Anna-Claire Stinebring over at Critics at Large (Mad Men Collection by Banana Republic. Photograph by Tom Munro):
I found myself thinking of Mad Men: its popularity and all the mixed messages that go along with its good-looking façade. Mad Men, of course, is about advertising men in the 1960s. It explores but also glamorizes the world that produced the material for [Roy] Lichtenstein’s most famous paintings. The Mad Men full circle – from television show that allegedly tells us about another time to something we want in our own time – is exemplified by the simpering ad campaign that went along with the very successful Banana Republic Mad Men-inspired line.
What disquieted me about the image above is that it embraced the gender dynamic of the show’s world with a kind of visual shorthand (the confident man, studied by the adoring woman) as well as the style. Fashion is about taking on roles, it implies, and perhaps even misogyny is fun to try on for a little while. I’m relying here on Daniel Mendelsohn’s inspired take-down of the show in the New York Review of Books (Feb. 2011; after season 4), which also pinpoints why the show is so alluring. Watching stylish, emotionally stunted characters smoke and drink and torpedo their marriages, we get the double reward of living vicariously through them while feeling good that we are (surely) more enlightened. Mendelsohn goes on to say:In its glossy, semaphoric style, its tendency to invoke rather than unravel this or that issue, the way it uses a certain visual allure to blind rather than to enlighten, Mad Men is much like a successful advertisement itself. And yet as we know, the best ads tap into deep currents of emotion. As much as I disliked the show, I did find myself persisting. Why?

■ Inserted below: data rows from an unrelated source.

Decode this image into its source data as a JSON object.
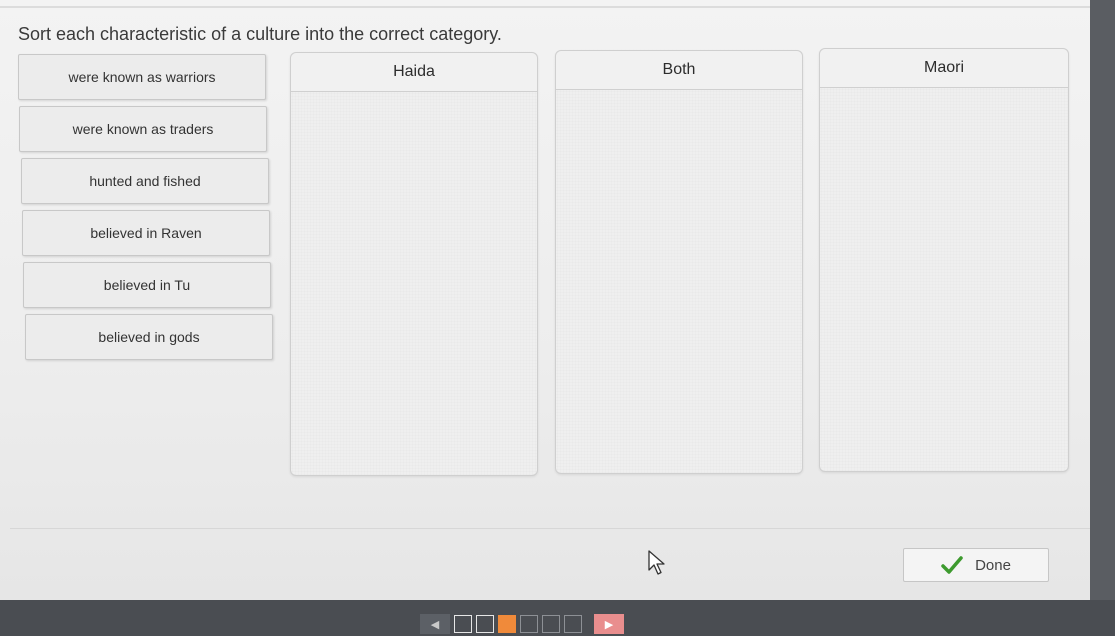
{
  "prompt": "Sort each characteristic of a culture into the correct category.",
  "tiles": [
    {
      "label": "were known as warriors"
    },
    {
      "label": "were known as traders"
    },
    {
      "label": "hunted and fished"
    },
    {
      "label": "believed in Raven"
    },
    {
      "label": "believed in Tu"
    },
    {
      "label": "believed in gods"
    }
  ],
  "bins": [
    {
      "label": "Haida"
    },
    {
      "label": "Both"
    },
    {
      "label": "Maori"
    }
  ],
  "done_label": "Done",
  "icons": {
    "done": "check-icon",
    "cursor": "mouse-pointer-icon",
    "prev": "left-arrow-icon",
    "next": "right-arrow-icon"
  },
  "colors": {
    "current_page": "#f08a3a",
    "next_arrow": "#e98e8e",
    "check": "#3d9a2e"
  },
  "pager": {
    "prev_glyph": "◀",
    "next_glyph": "▶"
  }
}
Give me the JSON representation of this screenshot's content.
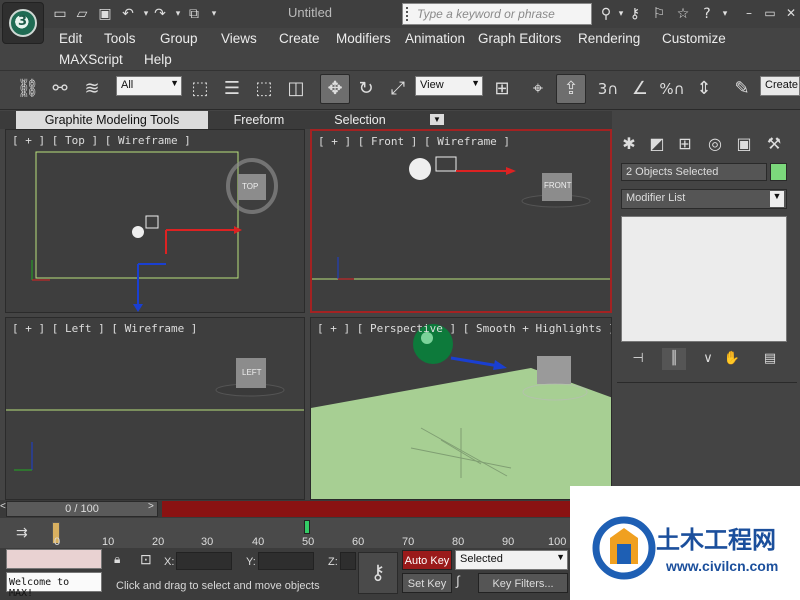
{
  "window": {
    "title": "Untitled"
  },
  "search": {
    "placeholder": "Type a keyword or phrase"
  },
  "menus": [
    "Edit",
    "Tools",
    "Group",
    "Views",
    "Create",
    "Modifiers",
    "Animation",
    "Graph Editors",
    "Rendering",
    "Customize",
    "MAXScript",
    "Help"
  ],
  "toolbar": {
    "selection_filter": "All",
    "reference_coord": "View",
    "create_label": "Create"
  },
  "ribbon": {
    "tabs": [
      "Graphite Modeling Tools",
      "Freeform",
      "Selection"
    ]
  },
  "viewports": {
    "top": {
      "label": "[ + ] [ Top ] [ Wireframe ]",
      "cube": "TOP"
    },
    "front": {
      "label": "[ + ] [ Front ] [ Wireframe ]",
      "cube": "FRONT"
    },
    "left": {
      "label": "[ + ] [ Left ] [ Wireframe ]",
      "cube": "LEFT"
    },
    "perspective": {
      "label": "[ + ] [ Perspective ] [ Smooth + Highlights ]"
    }
  },
  "command_panel": {
    "selection_status": "2 Objects Selected",
    "modifier_list": "Modifier List",
    "swatch_color": "#7cd87c"
  },
  "timeline": {
    "frame": "0 / 100",
    "ticks": [
      "0",
      "10",
      "20",
      "30",
      "40",
      "50",
      "60",
      "70",
      "80",
      "90",
      "100"
    ]
  },
  "status": {
    "listener_text": "Welcome to MAX!",
    "prompt": "Click and drag to select and move objects",
    "x_label": "X:",
    "y_label": "Y:",
    "z_label": "Z:",
    "auto_key": "Auto Key",
    "set_key": "Set Key",
    "key_mode": "Selected",
    "key_filters": "Key Filters..."
  },
  "watermark": {
    "site_cn": "土木工程网",
    "url": "www.civilcn.com"
  },
  "colors": {
    "accent_red": "#8a1212",
    "viewport_bg": "#3e3e3e",
    "ground_green": "#a7cf93"
  }
}
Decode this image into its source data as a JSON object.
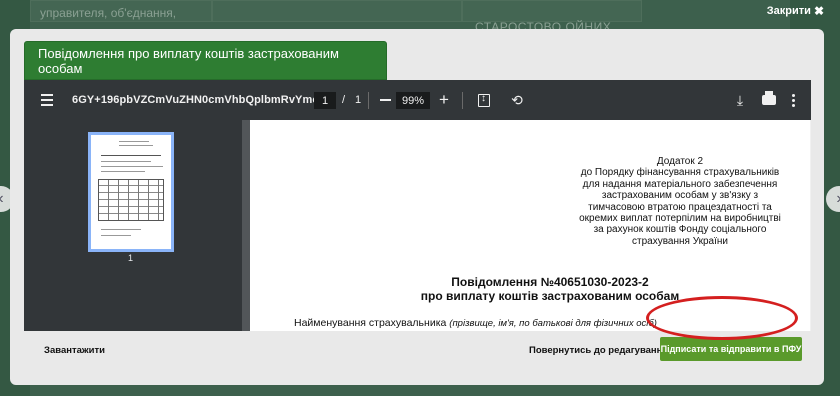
{
  "background": {
    "text_left": "управителя, об'єднання,",
    "text_right": "СТАРОСТОВО ОЙНИХ"
  },
  "close": {
    "label": "Закрити",
    "icon": "close-icon"
  },
  "modal": {
    "title": "Повідомлення про виплату коштів застрахованим особам"
  },
  "viewer": {
    "doc_name": "6GY+196pbVZCmVuZHN0cmVhbQplbmRvYmoK...",
    "page_current": "1",
    "page_separator": "/",
    "page_total": "1",
    "zoom": "99%",
    "thumb_page_num": "1",
    "page": {
      "annex_lines": [
        "Додаток 2",
        "до Порядку фінансування страхувальників",
        "для надання матеріального забезпечення",
        "застрахованим особам у зв'язку з",
        "тимчасовою втратою працездатності та",
        "окремих виплат потерпілим на виробництві",
        "за рахунок коштів Фонду соціального",
        "страхування України"
      ],
      "notice_line1": "Повідомлення №40651030-2023-2",
      "notice_line2": "про виплату коштів застрахованим особам",
      "insurer_label": "Найменування страхувальника",
      "insurer_hint": "(прізвище, ім'я, по батькові для фізичних осіб)"
    }
  },
  "footer": {
    "download_label": "Завантажити",
    "back_label": "Повернутись до редагування",
    "submit_label": "Підписати та відправити в ПФУ"
  },
  "colors": {
    "title_bar": "#2e7d32",
    "submit_button": "#5a9a2b",
    "highlight": "#d41f1f",
    "viewer_toolbar": "#323639"
  }
}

Glossiness, “the tendency to invoke rather than unravel”: much of Mendelsohn’s description of Mad Men stands true for Lichtenstein’s oeuvre as well. Yet for me there can be a sense of foreboding and even nausea to Lichtenstein’s ad-inspired images. With the prominent use of a shade-towards-sickly yellow, this isn’t the feel-good world of advertising.